*** Exercise material Section Begins ***

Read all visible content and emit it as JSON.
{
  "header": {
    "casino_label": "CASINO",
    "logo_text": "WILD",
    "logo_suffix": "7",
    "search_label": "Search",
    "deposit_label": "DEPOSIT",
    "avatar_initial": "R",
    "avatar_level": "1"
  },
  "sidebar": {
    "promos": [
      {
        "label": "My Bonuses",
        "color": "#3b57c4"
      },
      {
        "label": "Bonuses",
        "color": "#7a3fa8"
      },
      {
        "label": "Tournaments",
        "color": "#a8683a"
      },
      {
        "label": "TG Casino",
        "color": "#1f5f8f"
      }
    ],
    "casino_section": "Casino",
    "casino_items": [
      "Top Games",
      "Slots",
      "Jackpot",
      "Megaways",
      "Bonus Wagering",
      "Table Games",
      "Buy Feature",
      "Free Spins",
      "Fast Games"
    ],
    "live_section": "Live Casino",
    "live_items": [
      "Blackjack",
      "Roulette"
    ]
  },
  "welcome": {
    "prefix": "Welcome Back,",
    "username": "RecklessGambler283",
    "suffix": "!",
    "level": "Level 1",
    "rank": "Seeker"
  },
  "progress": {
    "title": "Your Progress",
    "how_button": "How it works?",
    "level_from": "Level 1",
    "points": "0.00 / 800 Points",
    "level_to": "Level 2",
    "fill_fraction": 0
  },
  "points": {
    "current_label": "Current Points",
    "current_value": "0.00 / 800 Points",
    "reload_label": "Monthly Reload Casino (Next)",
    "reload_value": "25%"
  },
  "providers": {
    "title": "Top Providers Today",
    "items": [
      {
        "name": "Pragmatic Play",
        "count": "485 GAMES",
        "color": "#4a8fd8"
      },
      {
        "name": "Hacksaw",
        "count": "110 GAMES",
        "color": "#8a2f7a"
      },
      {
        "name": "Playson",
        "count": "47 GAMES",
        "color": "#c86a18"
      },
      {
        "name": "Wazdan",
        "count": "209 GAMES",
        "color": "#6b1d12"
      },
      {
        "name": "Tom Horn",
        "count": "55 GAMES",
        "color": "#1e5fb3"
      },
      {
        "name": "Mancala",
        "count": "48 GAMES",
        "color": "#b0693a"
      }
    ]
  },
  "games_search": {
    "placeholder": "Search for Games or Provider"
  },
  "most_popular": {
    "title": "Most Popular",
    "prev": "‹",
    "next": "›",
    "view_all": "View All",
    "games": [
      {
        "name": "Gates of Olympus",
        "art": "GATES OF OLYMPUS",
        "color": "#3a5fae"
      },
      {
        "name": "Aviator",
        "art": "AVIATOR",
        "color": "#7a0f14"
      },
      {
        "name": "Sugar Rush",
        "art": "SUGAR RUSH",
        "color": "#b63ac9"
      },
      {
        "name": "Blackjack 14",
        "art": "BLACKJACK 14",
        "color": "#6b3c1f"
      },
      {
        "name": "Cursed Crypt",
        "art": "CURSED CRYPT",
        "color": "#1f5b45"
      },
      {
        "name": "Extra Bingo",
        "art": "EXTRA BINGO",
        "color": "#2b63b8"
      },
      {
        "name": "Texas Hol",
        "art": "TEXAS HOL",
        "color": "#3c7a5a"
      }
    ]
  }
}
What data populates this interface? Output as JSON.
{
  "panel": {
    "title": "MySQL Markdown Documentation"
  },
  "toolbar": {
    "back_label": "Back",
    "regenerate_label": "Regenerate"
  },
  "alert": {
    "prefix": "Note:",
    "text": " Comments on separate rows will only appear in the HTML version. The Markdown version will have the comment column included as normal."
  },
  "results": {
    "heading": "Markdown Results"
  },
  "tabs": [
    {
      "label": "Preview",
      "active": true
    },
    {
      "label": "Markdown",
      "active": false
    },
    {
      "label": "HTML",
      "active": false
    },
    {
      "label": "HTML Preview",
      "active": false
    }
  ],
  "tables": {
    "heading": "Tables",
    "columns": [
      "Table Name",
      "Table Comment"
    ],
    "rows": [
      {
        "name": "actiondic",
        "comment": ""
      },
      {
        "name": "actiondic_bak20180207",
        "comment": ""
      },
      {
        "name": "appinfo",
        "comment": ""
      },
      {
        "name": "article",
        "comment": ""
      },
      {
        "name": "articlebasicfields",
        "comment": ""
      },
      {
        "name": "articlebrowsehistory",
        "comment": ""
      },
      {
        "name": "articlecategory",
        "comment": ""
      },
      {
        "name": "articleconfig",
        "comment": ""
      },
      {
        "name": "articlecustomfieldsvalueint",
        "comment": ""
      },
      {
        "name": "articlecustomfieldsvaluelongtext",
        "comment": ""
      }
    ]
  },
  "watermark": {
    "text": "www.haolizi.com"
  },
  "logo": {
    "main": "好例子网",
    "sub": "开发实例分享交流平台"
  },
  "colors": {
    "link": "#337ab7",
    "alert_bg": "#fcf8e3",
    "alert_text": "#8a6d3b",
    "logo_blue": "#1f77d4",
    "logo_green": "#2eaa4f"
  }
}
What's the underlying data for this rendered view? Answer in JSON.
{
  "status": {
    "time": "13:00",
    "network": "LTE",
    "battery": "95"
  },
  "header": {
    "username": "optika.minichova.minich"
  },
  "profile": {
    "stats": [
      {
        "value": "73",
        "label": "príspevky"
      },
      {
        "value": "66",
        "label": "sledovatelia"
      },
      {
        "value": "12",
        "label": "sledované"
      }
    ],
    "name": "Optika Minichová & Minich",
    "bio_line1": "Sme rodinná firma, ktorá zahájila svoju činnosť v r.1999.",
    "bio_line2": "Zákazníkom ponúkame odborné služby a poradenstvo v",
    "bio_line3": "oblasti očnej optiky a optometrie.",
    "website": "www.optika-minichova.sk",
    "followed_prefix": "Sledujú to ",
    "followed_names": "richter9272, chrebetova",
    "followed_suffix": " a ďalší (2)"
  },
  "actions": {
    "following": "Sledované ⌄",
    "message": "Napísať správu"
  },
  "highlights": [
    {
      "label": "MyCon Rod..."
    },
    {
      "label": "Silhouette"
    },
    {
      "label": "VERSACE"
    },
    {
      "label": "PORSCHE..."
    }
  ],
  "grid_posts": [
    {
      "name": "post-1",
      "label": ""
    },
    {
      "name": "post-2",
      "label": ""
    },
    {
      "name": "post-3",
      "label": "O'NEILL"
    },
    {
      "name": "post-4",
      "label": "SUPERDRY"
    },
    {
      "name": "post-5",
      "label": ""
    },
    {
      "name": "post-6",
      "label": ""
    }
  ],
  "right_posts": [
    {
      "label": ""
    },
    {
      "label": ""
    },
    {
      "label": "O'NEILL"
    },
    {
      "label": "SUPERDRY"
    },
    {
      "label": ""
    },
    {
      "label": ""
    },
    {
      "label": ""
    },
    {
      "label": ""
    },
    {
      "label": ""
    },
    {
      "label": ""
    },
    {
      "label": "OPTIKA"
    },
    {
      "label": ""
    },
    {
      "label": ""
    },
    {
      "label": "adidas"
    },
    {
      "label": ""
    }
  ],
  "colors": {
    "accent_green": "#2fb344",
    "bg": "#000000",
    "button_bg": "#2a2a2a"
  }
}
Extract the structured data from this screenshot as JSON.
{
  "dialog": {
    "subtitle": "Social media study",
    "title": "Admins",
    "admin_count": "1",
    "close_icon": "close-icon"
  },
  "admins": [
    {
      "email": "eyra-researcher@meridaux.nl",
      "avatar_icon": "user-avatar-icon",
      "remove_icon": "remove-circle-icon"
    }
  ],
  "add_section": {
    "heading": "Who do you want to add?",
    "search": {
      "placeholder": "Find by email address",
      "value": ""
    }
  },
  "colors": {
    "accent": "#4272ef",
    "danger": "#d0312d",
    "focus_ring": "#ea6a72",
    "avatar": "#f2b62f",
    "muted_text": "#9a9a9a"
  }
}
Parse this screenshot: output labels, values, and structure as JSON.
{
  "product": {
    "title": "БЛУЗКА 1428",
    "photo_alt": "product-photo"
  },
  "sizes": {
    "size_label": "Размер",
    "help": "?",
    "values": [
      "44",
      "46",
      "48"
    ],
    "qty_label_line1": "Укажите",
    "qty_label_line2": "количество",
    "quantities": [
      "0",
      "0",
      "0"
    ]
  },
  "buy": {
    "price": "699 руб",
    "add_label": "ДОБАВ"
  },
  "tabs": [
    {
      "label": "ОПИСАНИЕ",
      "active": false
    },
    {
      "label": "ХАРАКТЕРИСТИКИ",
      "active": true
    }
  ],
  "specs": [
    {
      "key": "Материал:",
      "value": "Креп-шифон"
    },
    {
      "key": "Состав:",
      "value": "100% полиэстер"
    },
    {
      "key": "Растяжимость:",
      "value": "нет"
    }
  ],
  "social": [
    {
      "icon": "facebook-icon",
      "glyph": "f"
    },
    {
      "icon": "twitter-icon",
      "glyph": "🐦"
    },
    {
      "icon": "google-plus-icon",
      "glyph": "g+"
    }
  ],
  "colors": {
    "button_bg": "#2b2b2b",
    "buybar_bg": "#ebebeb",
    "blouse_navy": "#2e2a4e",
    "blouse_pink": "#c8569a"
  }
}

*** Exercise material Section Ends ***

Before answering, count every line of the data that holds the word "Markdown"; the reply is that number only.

4